- **Directions for this task**: Write the entries out again. Each one must match exactly.

- **Items from an interface collection**:

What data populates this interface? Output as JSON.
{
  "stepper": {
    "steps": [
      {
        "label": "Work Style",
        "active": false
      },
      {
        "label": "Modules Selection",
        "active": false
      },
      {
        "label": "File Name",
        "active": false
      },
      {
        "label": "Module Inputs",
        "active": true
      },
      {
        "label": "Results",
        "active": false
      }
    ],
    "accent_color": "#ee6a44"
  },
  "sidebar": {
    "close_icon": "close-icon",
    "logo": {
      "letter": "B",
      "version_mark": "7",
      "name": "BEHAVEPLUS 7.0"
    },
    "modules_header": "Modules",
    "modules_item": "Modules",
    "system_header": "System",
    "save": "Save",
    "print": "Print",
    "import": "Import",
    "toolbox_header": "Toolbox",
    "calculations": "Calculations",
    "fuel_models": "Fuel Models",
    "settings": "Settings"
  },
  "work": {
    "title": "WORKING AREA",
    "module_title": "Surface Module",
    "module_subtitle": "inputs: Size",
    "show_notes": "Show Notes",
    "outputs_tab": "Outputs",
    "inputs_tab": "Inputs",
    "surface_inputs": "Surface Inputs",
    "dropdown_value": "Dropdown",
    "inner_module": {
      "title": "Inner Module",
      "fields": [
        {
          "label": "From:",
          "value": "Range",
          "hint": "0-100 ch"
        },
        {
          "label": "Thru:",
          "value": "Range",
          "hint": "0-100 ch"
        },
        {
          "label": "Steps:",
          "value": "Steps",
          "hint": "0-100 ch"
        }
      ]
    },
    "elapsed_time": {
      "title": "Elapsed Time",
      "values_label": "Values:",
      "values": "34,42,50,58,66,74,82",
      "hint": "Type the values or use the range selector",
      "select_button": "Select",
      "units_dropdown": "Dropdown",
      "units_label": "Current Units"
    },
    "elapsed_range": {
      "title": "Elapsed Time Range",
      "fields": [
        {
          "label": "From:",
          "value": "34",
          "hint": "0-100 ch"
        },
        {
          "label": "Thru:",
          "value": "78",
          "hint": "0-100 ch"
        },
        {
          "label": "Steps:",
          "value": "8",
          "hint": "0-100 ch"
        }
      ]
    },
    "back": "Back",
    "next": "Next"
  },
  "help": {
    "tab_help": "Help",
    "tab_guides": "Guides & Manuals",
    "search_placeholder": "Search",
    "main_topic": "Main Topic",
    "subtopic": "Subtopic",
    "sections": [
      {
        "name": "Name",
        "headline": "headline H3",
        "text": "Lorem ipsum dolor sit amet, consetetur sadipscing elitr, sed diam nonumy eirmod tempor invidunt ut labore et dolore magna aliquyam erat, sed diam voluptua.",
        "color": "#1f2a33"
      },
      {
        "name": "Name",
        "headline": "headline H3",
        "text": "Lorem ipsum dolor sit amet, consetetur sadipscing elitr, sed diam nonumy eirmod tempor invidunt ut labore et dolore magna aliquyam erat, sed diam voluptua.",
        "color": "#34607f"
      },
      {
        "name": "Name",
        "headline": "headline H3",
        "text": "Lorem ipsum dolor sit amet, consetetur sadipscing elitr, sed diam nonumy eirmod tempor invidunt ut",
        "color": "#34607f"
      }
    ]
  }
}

- **Answer space**:
What data populates this interface? Output as JSON.
{
  "stepper": {
    "steps": [
      {
        "label": "Work Style",
        "active": false
      },
      {
        "label": "Modules Selection",
        "active": false
      },
      {
        "label": "File Name",
        "active": false
      },
      {
        "label": "Module Inputs",
        "active": true
      },
      {
        "label": "Results",
        "active": false
      }
    ],
    "accent_color": "#ee6a44"
  },
  "sidebar": {
    "close_icon": "close-icon",
    "logo": {
      "letter": "B",
      "version_mark": "7",
      "name": "BEHAVEPLUS 7.0"
    },
    "modules_header": "Modules",
    "modules_item": "Modules",
    "system_header": "System",
    "save": "Save",
    "print": "Print",
    "import": "Import",
    "toolbox_header": "Toolbox",
    "calculations": "Calculations",
    "fuel_models": "Fuel Models",
    "settings": "Settings"
  },
  "work": {
    "title": "WORKING AREA",
    "module_title": "Surface Module",
    "module_subtitle": "inputs: Size",
    "show_notes": "Show Notes",
    "outputs_tab": "Outputs",
    "inputs_tab": "Inputs",
    "surface_inputs": "Surface Inputs",
    "dropdown_value": "Dropdown",
    "inner_module": {
      "title": "Inner Module",
      "fields": [
        {
          "label": "From:",
          "value": "Range",
          "hint": "0-100 ch"
        },
        {
          "label": "Thru:",
          "value": "Range",
          "hint": "0-100 ch"
        },
        {
          "label": "Steps:",
          "value": "Steps",
          "hint": "0-100 ch"
        }
      ]
    },
    "elapsed_time": {
      "title": "Elapsed Time",
      "values_label": "Values:",
      "values": "34,42,50,58,66,74,82",
      "hint": "Type the values or use the range selector",
      "select_button": "Select",
      "units_dropdown": "Dropdown",
      "units_label": "Current Units"
    },
    "elapsed_range": {
      "title": "Elapsed Time Range",
      "fields": [
        {
          "label": "From:",
          "value": "34",
          "hint": "0-100 ch"
        },
        {
          "label": "Thru:",
          "value": "78",
          "hint": "0-100 ch"
        },
        {
          "label": "Steps:",
          "value": "8",
          "hint": "0-100 ch"
        }
      ]
    },
    "back": "Back",
    "next": "Next"
  },
  "help": {
    "tab_help": "Help",
    "tab_guides": "Guides & Manuals",
    "search_placeholder": "Search",
    "main_topic": "Main Topic",
    "subtopic": "Subtopic",
    "sections": [
      {
        "name": "Name",
        "headline": "headline H3",
        "text": "Lorem ipsum dolor sit amet, consetetur sadipscing elitr, sed diam nonumy eirmod tempor invidunt ut labore et dolore magna aliquyam erat, sed diam voluptua.",
        "color": "#1f2a33"
      },
      {
        "name": "Name",
        "headline": "headline H3",
        "text": "Lorem ipsum dolor sit amet, consetetur sadipscing elitr, sed diam nonumy eirmod tempor invidunt ut labore et dolore magna aliquyam erat, sed diam voluptua.",
        "color": "#34607f"
      },
      {
        "name": "Name",
        "headline": "headline H3",
        "text": "Lorem ipsum dolor sit amet, consetetur sadipscing elitr, sed diam nonumy eirmod tempor invidunt ut",
        "color": "#34607f"
      }
    ]
  }
}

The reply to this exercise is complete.